### ENTRIES SHOWN
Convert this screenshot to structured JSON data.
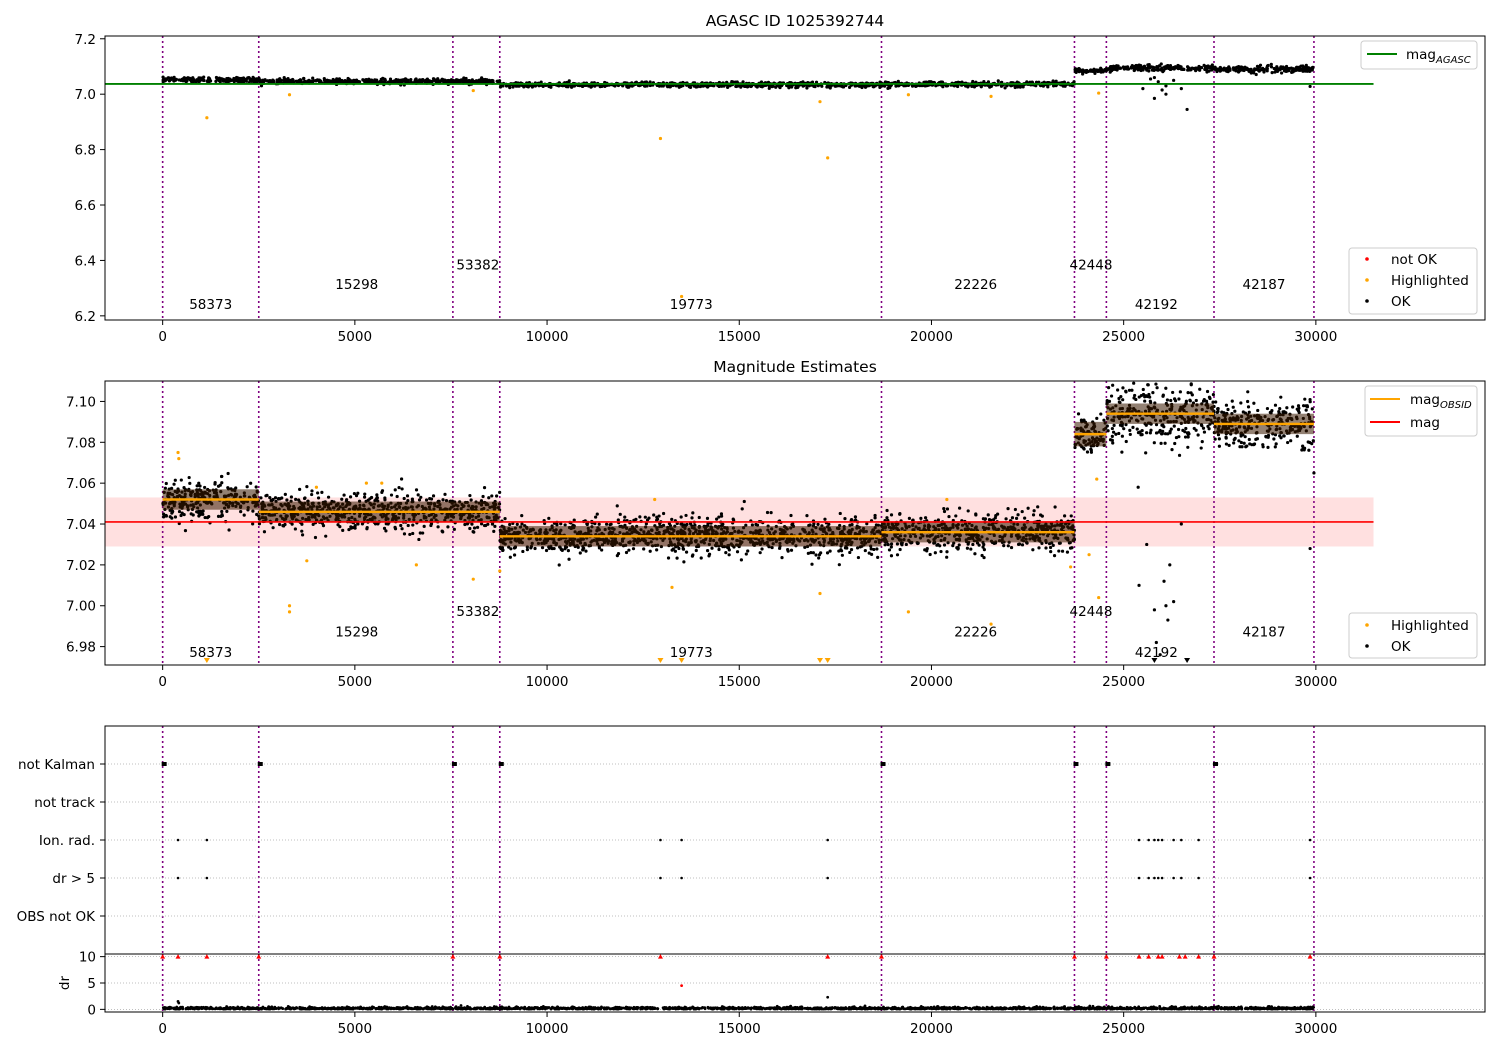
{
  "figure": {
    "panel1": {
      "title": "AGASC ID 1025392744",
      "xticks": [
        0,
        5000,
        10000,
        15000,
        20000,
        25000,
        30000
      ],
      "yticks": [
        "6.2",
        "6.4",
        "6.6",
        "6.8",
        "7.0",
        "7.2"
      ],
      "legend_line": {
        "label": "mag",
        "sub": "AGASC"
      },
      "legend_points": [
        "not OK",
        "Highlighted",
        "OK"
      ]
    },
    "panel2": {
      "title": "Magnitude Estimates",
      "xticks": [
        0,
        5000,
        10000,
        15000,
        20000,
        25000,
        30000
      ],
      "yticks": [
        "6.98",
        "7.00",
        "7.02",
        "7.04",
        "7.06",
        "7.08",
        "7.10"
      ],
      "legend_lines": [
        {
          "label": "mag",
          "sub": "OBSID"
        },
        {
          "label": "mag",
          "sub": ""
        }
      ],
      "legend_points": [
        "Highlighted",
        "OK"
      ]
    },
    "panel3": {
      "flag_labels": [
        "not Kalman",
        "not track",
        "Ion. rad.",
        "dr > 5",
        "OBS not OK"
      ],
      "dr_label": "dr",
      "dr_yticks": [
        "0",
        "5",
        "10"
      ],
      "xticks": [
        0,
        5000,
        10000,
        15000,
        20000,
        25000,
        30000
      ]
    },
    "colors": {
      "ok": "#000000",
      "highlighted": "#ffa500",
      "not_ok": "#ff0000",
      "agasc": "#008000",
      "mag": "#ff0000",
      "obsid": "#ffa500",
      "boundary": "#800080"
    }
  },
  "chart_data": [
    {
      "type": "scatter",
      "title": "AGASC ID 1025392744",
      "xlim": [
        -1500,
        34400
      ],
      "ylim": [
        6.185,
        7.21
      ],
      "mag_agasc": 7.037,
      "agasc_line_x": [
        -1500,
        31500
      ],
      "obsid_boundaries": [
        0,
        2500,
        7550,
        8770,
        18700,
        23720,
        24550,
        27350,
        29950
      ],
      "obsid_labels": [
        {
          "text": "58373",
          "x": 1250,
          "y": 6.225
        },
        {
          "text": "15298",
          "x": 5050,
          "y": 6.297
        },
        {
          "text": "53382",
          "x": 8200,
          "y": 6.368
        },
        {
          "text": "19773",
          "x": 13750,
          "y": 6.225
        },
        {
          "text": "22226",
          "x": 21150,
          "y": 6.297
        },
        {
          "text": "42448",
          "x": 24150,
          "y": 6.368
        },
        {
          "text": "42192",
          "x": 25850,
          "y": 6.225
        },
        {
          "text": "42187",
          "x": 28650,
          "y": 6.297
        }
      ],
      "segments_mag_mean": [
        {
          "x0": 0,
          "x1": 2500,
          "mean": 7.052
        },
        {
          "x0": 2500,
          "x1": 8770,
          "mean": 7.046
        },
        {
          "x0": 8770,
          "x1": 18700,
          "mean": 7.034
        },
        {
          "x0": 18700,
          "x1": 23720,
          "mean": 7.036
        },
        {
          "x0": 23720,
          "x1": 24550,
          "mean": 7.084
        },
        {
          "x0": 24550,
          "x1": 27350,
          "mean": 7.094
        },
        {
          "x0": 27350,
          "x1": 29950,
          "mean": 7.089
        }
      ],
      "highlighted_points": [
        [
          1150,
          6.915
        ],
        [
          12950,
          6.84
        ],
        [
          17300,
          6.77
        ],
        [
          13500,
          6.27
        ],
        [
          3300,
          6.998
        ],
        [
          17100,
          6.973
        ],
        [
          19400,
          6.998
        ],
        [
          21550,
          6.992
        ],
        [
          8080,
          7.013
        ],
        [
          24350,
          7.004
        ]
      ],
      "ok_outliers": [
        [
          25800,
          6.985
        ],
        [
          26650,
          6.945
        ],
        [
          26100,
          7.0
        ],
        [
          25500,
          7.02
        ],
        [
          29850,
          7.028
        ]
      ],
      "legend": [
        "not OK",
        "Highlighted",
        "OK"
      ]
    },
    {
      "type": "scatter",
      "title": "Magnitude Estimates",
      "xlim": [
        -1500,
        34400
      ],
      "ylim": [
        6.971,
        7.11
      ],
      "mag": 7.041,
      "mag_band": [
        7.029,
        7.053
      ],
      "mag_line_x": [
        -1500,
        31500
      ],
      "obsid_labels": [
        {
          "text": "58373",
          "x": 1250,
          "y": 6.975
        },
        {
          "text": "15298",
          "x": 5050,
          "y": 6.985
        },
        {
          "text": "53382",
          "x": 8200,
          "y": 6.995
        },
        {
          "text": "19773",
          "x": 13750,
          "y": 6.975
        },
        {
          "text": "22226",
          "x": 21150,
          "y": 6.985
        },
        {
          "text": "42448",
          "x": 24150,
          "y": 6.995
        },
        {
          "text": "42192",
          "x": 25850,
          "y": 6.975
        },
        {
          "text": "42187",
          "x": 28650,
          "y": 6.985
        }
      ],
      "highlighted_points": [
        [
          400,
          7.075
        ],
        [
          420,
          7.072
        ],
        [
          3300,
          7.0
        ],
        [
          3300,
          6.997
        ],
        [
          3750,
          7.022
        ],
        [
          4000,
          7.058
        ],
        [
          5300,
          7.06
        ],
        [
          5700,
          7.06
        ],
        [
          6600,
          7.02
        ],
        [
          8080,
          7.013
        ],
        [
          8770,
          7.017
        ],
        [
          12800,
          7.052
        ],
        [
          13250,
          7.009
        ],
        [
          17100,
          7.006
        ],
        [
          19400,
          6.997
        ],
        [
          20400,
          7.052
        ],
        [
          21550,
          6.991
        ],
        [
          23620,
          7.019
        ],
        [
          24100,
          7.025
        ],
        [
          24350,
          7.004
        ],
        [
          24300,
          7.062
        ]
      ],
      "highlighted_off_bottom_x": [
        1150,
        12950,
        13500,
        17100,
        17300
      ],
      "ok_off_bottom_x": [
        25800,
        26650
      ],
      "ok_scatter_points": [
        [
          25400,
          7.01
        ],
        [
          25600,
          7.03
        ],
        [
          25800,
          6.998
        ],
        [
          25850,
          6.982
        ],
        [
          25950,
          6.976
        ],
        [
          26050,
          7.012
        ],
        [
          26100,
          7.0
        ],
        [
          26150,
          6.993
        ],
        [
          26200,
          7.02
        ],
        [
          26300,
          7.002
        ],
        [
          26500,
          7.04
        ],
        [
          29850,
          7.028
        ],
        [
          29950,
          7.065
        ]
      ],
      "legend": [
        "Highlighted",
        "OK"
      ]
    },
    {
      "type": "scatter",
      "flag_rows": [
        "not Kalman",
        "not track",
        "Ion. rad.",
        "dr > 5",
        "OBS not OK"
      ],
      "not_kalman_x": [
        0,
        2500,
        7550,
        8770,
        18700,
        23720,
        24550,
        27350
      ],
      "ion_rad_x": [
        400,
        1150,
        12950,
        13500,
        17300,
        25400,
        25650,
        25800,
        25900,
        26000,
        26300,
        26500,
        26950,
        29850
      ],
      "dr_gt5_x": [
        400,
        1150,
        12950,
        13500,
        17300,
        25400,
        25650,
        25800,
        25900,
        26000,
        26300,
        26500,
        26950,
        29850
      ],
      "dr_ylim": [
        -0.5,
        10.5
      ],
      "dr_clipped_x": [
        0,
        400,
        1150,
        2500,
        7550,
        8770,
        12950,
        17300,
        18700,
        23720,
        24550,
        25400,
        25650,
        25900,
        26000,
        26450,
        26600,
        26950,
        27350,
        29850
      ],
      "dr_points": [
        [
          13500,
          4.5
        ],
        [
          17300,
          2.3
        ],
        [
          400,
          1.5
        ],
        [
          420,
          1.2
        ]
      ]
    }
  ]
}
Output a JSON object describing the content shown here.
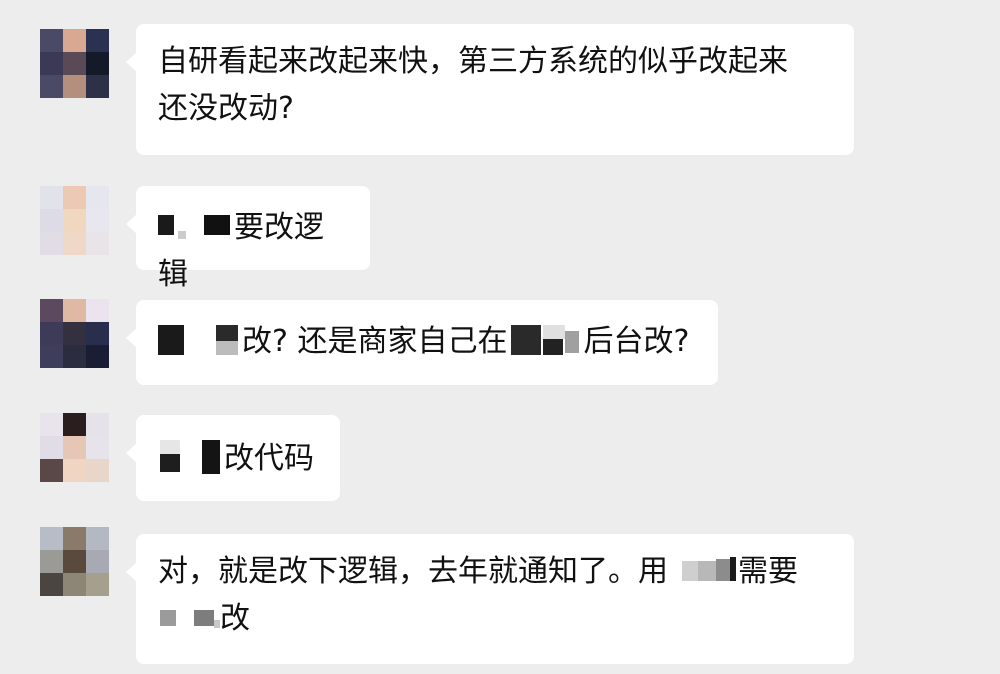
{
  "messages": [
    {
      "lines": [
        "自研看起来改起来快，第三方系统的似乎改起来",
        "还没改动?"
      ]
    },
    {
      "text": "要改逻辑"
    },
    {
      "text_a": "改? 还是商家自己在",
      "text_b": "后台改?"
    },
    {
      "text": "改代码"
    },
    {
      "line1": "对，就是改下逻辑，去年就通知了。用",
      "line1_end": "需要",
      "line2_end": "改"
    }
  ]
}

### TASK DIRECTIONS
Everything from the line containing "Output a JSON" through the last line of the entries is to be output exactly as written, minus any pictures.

### RESPONSE TO THE TASK
Output a JSON object describing the content shown here.
{
  "messages": [
    {
      "lines": [
        "自研看起来改起来快，第三方系统的似乎改起来",
        "还没改动?"
      ]
    },
    {
      "text": "要改逻辑"
    },
    {
      "text_a": "改? 还是商家自己在",
      "text_b": "后台改?"
    },
    {
      "text": "改代码"
    },
    {
      "line1": "对，就是改下逻辑，去年就通知了。用",
      "line1_end": "需要",
      "line2_end": "改"
    }
  ]
}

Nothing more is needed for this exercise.